repeatedly, piling up advantages. Quinn felt that something had to be said; but he knew he had sacrificed his position already by stringing along with the jokes that led up to this juncture. What made circumventing Stanton even trickier was the presence of some not quite visible plan which showed itself in Fortescue’s cooperation. Short of the pieties of woodland life to which the club subscribed so heartily, nothing pleased them more than internecine strife. Stanton knew how to manage this
However, with surprising common sense, the world is building the bombs it deserves, and until such a time as those bombs are used, I intend to treat it like the shit it is.” The speech fell from Stanton’s mouth phrase after phrase, in complete readiness. He meant it, evidently; but Quinn told him he didn’t. This seemed to irritate Stanton profoundly and he wouldn’t have said anything more, even if Scott hadn’t come up the lakeshore and tried to slip by in his characteristically abject fashion. He
Stanton’s ambitions shaped him beyond expectation. “Ah, well,” Stanton was talking, “why should we argue about who pushes dis shabby organization obah de cliff. All dem desperate creeps, all dat disposable humanity.” “Why do you have to cultivate your mean streak,” Janey asked. “Oh, dat,” said Stanton smiling. “I do dat natchally!” Stanton left the room and hardly had time to get away from the house when they heard him being shot. A long moment later, he appeared once more in the room and
smoothed his hair down with both hands. Then he put the pistol in the top of his pants and squeezed the knot of his tie between his thumbs and put the pistol in his pocket. He asked Vernor how he looked and Vernor said he looked as sharp as a tack. And then the dealer asked how he liked the tie and I thought somebody would get killed but Vernor said that the tie was of the very finest.” Later, Stanton befriended the dealer and took him deep-sea fishing and by some slip or concatenation of

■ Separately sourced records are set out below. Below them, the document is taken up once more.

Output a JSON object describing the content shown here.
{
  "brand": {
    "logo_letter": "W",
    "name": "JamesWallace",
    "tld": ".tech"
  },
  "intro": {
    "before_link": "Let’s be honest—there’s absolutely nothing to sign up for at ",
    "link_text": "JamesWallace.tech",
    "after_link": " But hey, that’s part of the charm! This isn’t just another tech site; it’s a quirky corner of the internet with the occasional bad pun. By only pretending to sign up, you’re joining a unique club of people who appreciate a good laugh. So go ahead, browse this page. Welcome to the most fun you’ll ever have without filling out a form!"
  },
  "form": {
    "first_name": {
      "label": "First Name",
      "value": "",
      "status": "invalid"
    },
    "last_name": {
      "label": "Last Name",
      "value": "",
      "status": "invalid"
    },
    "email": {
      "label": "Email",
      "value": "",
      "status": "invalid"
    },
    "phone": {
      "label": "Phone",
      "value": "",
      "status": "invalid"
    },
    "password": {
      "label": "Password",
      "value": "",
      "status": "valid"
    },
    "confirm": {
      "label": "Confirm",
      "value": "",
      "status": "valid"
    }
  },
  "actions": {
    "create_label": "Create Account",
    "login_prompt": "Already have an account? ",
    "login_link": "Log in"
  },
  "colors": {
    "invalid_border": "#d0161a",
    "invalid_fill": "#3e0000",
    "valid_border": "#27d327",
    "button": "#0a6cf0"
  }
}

“Yes.” A huge broken sigh expired. “But I don’t blame him. None of this could have been thought up without Stanton.” “You really blame him for all this—” “Certainly I do. Here I am crying in front of you. I don’t suppose … I mean you’d never…” “Not a word.” “These people have gone haywire tonight.” “I think so.” “The world isn’t like this, is it?” “I think it is.” “But Quinn, I’m an old man. It isn’t like this.” “Yes, but I think it is.” By this time, Quinn could see the light of the